The 2010 edition of the Nationals bullpen is by far the best collection of arms that I have seen in my three-plus years covering the club.
With Clippard, Bruney, Bergmann, Walker, and Capps, you have five power arms. These guys can really "bring it."
Matt Capps has been clocked at 95; Bergmann threw 95 last year, but has topped out at "only" 94 so far this year; Walker is at 93-94, and can hit 95 when it humps up; Bruney has been consistently at 93-94; and Clippard hit 93 in New York with his fastball.
A pitcher doesn't have to be as fine with his pitches at those velocities. Capps, Bruney and Bergmann also feature excellent sliders, while Clippard, who has been the most impressive, throws a curveball that is as good as anyone in the National league - and the changeup that he features looks like it hesitates just as it gets to the plate! His K's are coming mainly on high fastballs. He is a "throwback" with his right over the top arm action. He throws straight downhill with a four-seam fastball that takes off when it is up in the strike zone.
Throwing strikes has been a sore spot in this organization for a long time. Believe me, Riggs and his staff emphasize that point all the time.
Yet it continues to be the pitching staff's number one problem. The bullpen has been no exception. Bruney (4 walks in 2.2 innings) Capps (5 walks in 4 innings and Batista (6 walks in 5.1 innings) have had a little problem with the strike zone. These men have all been closers at some point in their careers, so they know the importance of throwing strikes. It is encouraging that Clippard has only walked 2 in 6.1 innings, while Bergy and Tyler Walker haven't allowed a free pass.
Coming out of the pen on the left side are two solid arms that have excellent breaking balls and herky jerky motions that should give left-handed hitters fits. Jesse English has been used so far by Riggleman as a matchup guy. I like his sweeping breaking ball that sometimes seems to start behind the hitter. He has struggled with his control a little also, walking 3 hitters in 2.1 innings. This is his first appearance in the big leagues, so let's give him a little room to grow.
I have always liked Sean Burnett's arm.

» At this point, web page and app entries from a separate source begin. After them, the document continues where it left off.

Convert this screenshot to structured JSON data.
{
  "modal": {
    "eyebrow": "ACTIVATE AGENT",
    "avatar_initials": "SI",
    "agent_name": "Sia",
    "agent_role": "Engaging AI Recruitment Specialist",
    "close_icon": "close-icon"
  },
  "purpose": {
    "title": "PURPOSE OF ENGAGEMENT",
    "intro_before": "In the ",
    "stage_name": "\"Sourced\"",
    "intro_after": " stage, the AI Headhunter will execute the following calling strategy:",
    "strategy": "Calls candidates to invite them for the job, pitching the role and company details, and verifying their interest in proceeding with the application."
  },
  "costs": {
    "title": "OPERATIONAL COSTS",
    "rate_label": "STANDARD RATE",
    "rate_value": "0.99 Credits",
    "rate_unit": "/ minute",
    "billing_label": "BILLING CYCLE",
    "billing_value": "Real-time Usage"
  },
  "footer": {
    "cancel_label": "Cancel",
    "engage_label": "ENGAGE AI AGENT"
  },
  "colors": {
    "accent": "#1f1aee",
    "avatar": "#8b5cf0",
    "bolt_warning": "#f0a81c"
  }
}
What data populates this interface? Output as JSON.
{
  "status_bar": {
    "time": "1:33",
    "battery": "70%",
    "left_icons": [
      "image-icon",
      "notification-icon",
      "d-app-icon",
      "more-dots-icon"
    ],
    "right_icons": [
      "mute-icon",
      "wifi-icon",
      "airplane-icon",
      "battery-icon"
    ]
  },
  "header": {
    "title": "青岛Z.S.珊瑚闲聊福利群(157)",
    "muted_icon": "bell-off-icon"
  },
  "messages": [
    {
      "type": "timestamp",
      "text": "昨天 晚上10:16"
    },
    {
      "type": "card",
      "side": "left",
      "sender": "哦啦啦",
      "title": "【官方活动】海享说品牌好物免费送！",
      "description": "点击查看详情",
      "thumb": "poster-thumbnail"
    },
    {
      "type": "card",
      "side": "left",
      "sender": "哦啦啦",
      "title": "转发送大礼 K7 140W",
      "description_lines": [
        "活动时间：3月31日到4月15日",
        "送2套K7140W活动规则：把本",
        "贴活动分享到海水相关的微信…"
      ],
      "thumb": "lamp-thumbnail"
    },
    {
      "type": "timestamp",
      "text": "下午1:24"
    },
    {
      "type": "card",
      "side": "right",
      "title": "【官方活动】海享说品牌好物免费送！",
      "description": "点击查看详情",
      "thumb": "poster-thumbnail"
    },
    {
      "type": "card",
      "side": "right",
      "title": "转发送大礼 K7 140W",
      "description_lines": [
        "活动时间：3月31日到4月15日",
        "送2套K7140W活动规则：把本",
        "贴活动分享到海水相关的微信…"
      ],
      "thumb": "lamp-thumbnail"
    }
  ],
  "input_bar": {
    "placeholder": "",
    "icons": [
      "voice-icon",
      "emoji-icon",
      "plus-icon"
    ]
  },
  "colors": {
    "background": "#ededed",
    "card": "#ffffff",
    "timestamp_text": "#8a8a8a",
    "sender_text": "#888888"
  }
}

I saw him in Pittsburgh when he was a starter and he was nasty. He hurt his arm and has made it all the way back after surgery. He doesn't throw as hard as he once did, but the man knows how to pitch. His cross-firing delivery cannot be real comfortable to the left-handed hitters in the league.
All we have to do is get the Big Boys hitting (Dunn, Zimm, etc.) and I believe that the Boys in the Pen will hold them.